We all watched Election Day approach and election night unfold with cautious hope. On Election Day 2016, I sprung out of bed, compelled to vote on behalf of all Black women and men who’d been incarcerated unjustly and stripped of their legal voting rights by past presidents and policies. For many Black people, the sanctity of the right to vote is part of how we’d been raised. Frazzled and determined, and with my ancestors in mind, I found my way to my local polling place. Though I wasn’t a Hillary Clinton fan, I was—and am—vehemently against the racist broad sweeps, rampant misogyny, and uneducated, unapologetic white entitlement that Trump signifies.
Yet the next day, no matter how long I stayed in bed thinking, I couldn’t get around the fact that I had to tell my children the election results.

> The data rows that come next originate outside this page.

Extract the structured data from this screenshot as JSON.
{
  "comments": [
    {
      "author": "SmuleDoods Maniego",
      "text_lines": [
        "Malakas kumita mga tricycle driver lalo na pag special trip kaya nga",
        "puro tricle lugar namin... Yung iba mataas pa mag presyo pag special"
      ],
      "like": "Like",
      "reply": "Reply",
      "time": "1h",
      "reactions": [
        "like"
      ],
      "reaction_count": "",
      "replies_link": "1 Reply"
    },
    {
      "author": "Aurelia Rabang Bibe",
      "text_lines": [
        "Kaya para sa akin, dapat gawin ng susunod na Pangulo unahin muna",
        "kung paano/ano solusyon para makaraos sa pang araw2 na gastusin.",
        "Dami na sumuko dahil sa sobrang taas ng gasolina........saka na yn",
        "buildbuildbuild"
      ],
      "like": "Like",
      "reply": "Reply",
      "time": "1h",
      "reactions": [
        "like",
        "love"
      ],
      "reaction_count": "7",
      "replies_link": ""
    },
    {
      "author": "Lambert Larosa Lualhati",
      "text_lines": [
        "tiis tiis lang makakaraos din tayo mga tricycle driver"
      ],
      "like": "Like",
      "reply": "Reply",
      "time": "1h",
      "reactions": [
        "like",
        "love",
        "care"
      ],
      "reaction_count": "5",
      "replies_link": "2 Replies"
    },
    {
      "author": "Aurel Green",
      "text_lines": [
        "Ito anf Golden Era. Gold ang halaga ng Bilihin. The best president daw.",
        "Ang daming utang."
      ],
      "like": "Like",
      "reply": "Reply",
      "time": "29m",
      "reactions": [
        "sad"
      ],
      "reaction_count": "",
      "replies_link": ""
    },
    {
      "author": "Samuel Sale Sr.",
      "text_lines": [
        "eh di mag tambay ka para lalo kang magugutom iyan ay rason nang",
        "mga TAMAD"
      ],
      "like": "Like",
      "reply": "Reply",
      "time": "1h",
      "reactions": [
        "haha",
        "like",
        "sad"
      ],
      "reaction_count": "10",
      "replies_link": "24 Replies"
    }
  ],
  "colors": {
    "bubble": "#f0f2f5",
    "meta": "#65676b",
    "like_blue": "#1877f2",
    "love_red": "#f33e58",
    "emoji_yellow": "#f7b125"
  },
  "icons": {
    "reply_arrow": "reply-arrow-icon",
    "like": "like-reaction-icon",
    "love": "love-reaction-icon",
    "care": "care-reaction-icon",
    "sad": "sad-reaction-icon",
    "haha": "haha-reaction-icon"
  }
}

I decided to wake my teenager first. Lankier than ever with his chocolate skin and shiny afro leaning defiantly towards dreads, he opened his eyes and asked, “Who won?” Speaking slowly, I answered, “Trump.” I’d been preparing myself to say that to him all morning and it took some preparation to figure out how to deliver the news. My son had spent over half of his life in a version of America where an elegant, learned and kind Black man had served as president and I didn’t know how to take him from that to its opposite—and the cultural and political landscape we were entering. How would I tell him the facts without alarming him? How would I say that a man who gropes women, hates immigrants and grew up with a father who participated in the Ku Klux Klan had become the leader of the country we live in? How would I explain that we may have to change because something is changing in America, and who we are—free—and want to be—safe—may become less tolerable as a result of that change?
That morning my teen and I discussed strategy, the prison industrial complex, past presidents and the harm they’ve caused Black and Brown people in the U.S. and abroad. We talked about the merits of moving away from the United States if and when we are too disgusted, threatened or terrified by its leadership to stay, as well as the importance of knowing the context we are operating in while we make future plans. As I sat with him, sharing so much wisdom between us, it reminded me how quickly Black and Brown children in America have to grow up. Instead of allowing them the innocent entitlements of childhood, oftentimes as BIPOC parents, conversations about politics aren’t just about politics, they are about strategizing how to navigate our very survival.
On Nov. 8, 2016, I spent hours thinking about how to stay safe in a country with myriad systems that already devour poor people, Black, Indigenous, people of color and anyone else deemed unworthy. I thought about my family, and my broader community of Indigenous, Latinx, queer and other folks. All of the people who certainly don’t and won’t make America “great again” in Trump’s rendition; because the past for us is a living hell of colonialism, forced migration, separation and bondage. Needless to say, it is no place we want to resurrect.
Now, four years later, the 2020 United States presidential election is different because I have lived through four years of emboldened white supremacist thinking and behavior, inept national leadership and the erosion of eight years of progress under national Black leadership, and while the country may be going backward, I am not going with it.
I want to be out of the country and away from the chaos, watching the results from afar. I’m having ex-pat dreams like so many Americans of all cultural backgrounds who wander off to the Caribbean islands and other countries across the globe in search of a brighter life. I cannot imagine watching the 2020 presidential election results from any U.S. livingroom while anyone sleeps, or my phone rings and dings incessantly with calls and texts from friends and relatives who are shrouded in anxiety. I don’t want to wake up in a country that could disappoint so drastically on Election Day ever again.
So in preparation for this Election Day, my family and I boarded a plane in the middle of a pandemic because I’d rather be in the air than sitting still watching the tide roll in. This is my “Matrix” move, and when we land in a country of Brown people who collectively know the evil burn of American politics, but somehow still smile and willingly take us in, I wonder: haven’t I been doing this all my life—falling into the arms of the most unwanted because I find home there?
I think about Dorothy, having to go somewhere make-believe to find home, and I think about all of the real people who want to cross borders but can’t, because border politics are often so cruelly segregationist. Now here we are in a country of Brown people all pretending we don’t see the election coming, but knowing it’s looming and waiting for it to pass like a storm we cannot avoid and must survive. Here, as a Black person, I feel more welcome than I was feeling at “home” in the U.S.
As summer was ending this year, my aunt asked me, “What’s your plan for November through January?”
“To be the f-ck out of here,” I thought. And so, with my babies in tow, I am.
Sunshine Muse is a health equity consultant who runs a Black women-led non-profit focused on shifting paradigms and experiences to help create a world where public health is more effective, people are more thoughtfully engaged and history is not forgotten. To learn more visit here.